Tom: That song was forged in different steps. I started that song early and it was a demo and it had more of a Ska beat then anything else. I hadn’t finished the lyrics and Kenny encouraged me to, to his chagrin now, that we shouldn’t do it. It wasn’t appropriate for Red Rider. So the song sat on the shelf for a while and then I took that trip to Africa with Terry David Mulligan. It was a long protracted trip to Africa and we were in war zones and in really tough areas, even shot at, at one point. First time in my life I ever saw someone die in front of me, from starvation no less, and it was a very powerful experience. I came home and everything was weighing heavy on my heart and soul, some heavy scars on my psyche and the way I dealt with it, which is the way I deal with a lot of things , is song writing. So one morning I got up and went out to my shed in Oakville, sat down and out it came. My friend John Webster had encouraged it for quite some time, he’d say “You’ve got to finished that.” But I needed something to write about, so the whole idea of the song is that we can’t control everything. All around us when you think control is a road in front of you keep moving forward on your motorcycle or your car, or whatever you move forward in, and you do a little good a long the way and life spreads out from there. You can’t go out single handedly change the whole world but you can change other people so they go out and change it. It’s a song that uses that road metaphor very effectively cause it’s touched a lot of people. You always need something to hang a song on. People ask, “Do you know the formula for writing hit songs?” I say, to write a song that people can move to, has a good melody and makes them feel happy, is a pretty good formula but with that said, I think for a song to have that sustaining power that Life Is A Highway has had it has to have that other element. It has to have some soul to it and the soul comes from telling a story. It comes from the lyric that is touching people.

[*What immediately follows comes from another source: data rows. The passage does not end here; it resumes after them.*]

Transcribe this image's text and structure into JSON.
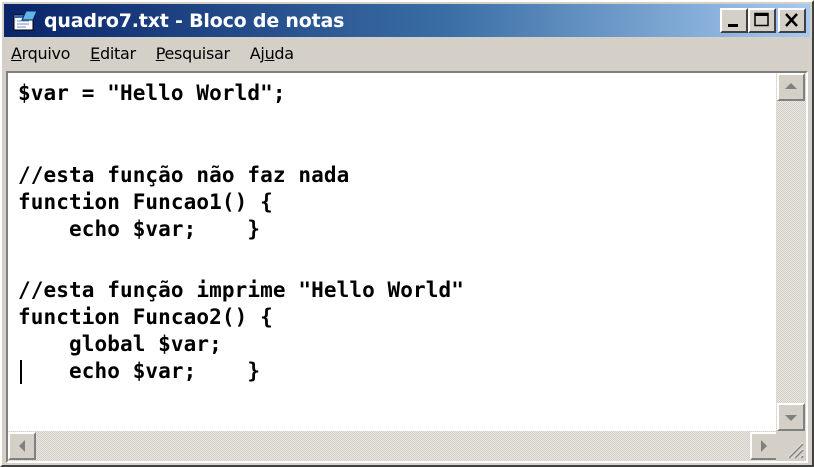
{
  "window": {
    "title": "quadro7.txt - Bloco de notas",
    "app_icon": "notepad-icon",
    "controls": [
      "minimize-icon",
      "maximize-icon",
      "close-icon"
    ]
  },
  "menu": {
    "items": [
      {
        "pre": "",
        "key": "A",
        "post": "rquivo"
      },
      {
        "pre": "",
        "key": "E",
        "post": "ditar"
      },
      {
        "pre": "",
        "key": "P",
        "post": "esquisar"
      },
      {
        "pre": "Aj",
        "key": "u",
        "post": "da"
      }
    ]
  },
  "editor": {
    "lines": [
      "$var = \"Hello World\";",
      "",
      "//esta função não faz nada",
      "function Funcao1() {",
      "    echo $var;    }",
      "",
      "//esta função imprime \"Hello World\"",
      "function Funcao2() {",
      "    global $var;",
      "    echo $var;    }"
    ]
  },
  "colors": {
    "titlebar_start": "#0a246a",
    "titlebar_end": "#a6caf0",
    "chrome": "#d4d0c8",
    "text": "#000000"
  }
}
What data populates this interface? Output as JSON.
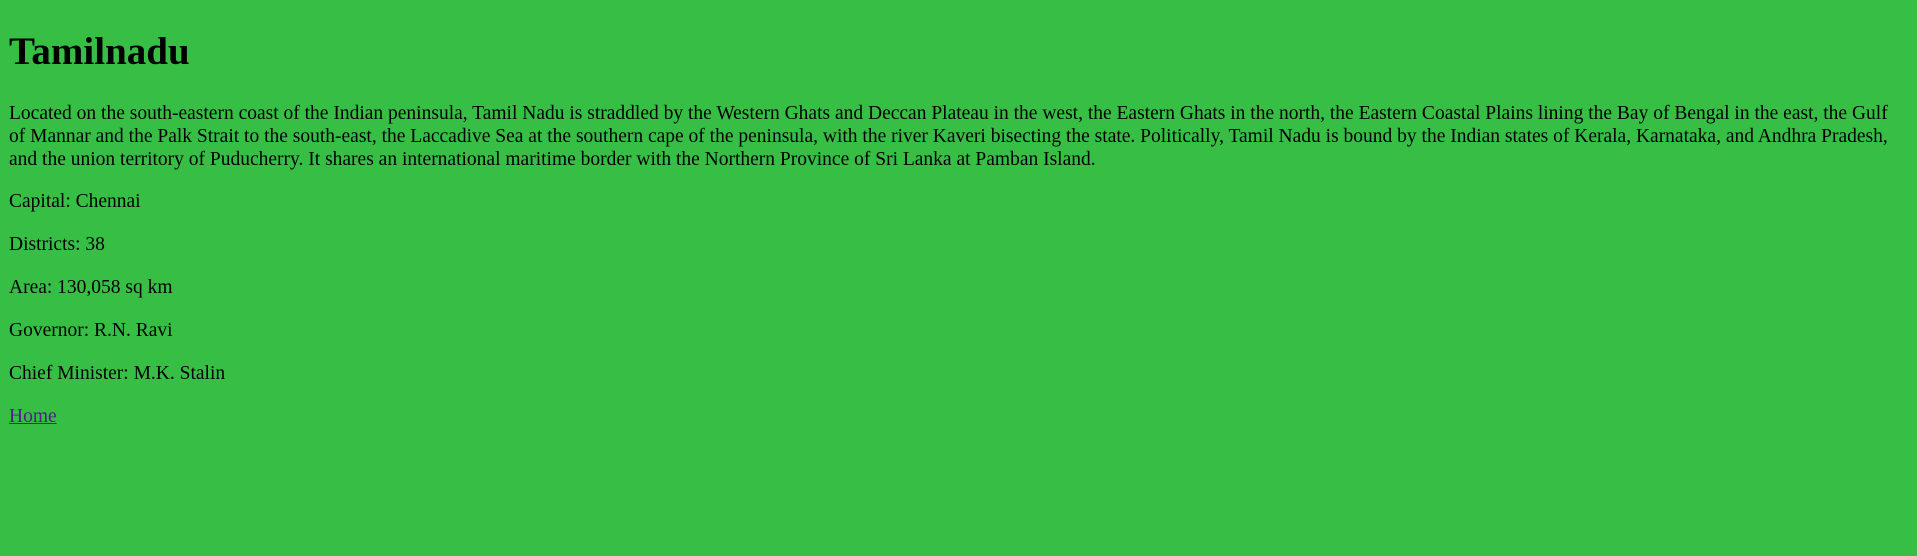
{
  "page": {
    "title": "Tamilnadu",
    "description": "Located on the south-eastern coast of the Indian peninsula, Tamil Nadu is straddled by the Western Ghats and Deccan Plateau in the west, the Eastern Ghats in the north, the Eastern Coastal Plains lining the Bay of Bengal in the east, the Gulf of Mannar and the Palk Strait to the south-east, the Laccadive Sea at the southern cape of the peninsula, with the river Kaveri bisecting the state. Politically, Tamil Nadu is bound by the Indian states of Kerala, Karnataka, and Andhra Pradesh, and the union territory of Puducherry. It shares an international maritime border with the Northern Province of Sri Lanka at Pamban Island.",
    "facts": {
      "capital": "Capital: Chennai",
      "districts": "Districts: 38",
      "area": "Area: 130,058 sq km",
      "governor": "Governor: R.N. Ravi",
      "chief_minister": "Chief Minister: M.K. Stalin"
    },
    "home_link": "Home"
  },
  "colors": {
    "background": "#37bf45",
    "text": "#000000",
    "link": "#551a8b"
  }
}
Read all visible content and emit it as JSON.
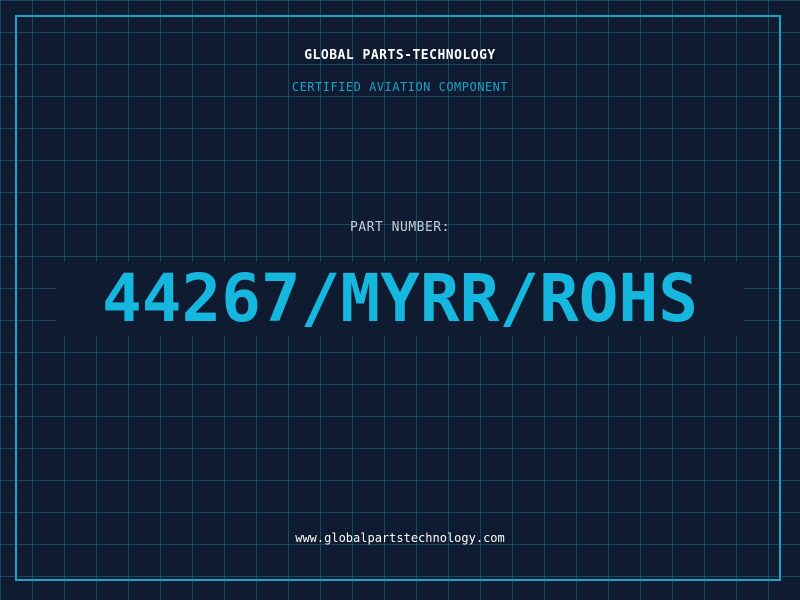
{
  "header": {
    "company": "GLOBAL PARTS-TECHNOLOGY",
    "tagline": "CERTIFIED AVIATION COMPONENT"
  },
  "main": {
    "part_label": "PART NUMBER:",
    "part_number": "44267/MYRR/ROHS"
  },
  "footer": {
    "website": "www.globalpartstechnology.com"
  },
  "colors": {
    "background": "#0f1b30",
    "accent": "#1aa3c9",
    "part_number": "#16b7de",
    "text": "#ffffff"
  }
}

Mb: And with that trip came your on going involvement with World Vision. I was at your party launching the tour, and World Vision was represented and had great things to say about you. Your photos were on display… from a book?
Tom: We released a coffee table book for Mad Mad World 25 and we’ve been selling them on the road. But a real book, I’ve been toying with it for years. I’ve got to get it done. Whether I’m going to have someone interview 150 people, cause that’s what I think needs to be done to really do justice to the book. And my memory, because I didn’t keep journals… so it’s going to take more time than anticipated, but it will be coming.

Tom Cochrane and Red Rider perform at Peterborough Musicfest in Crary Park Saturday July 8, 8:00pm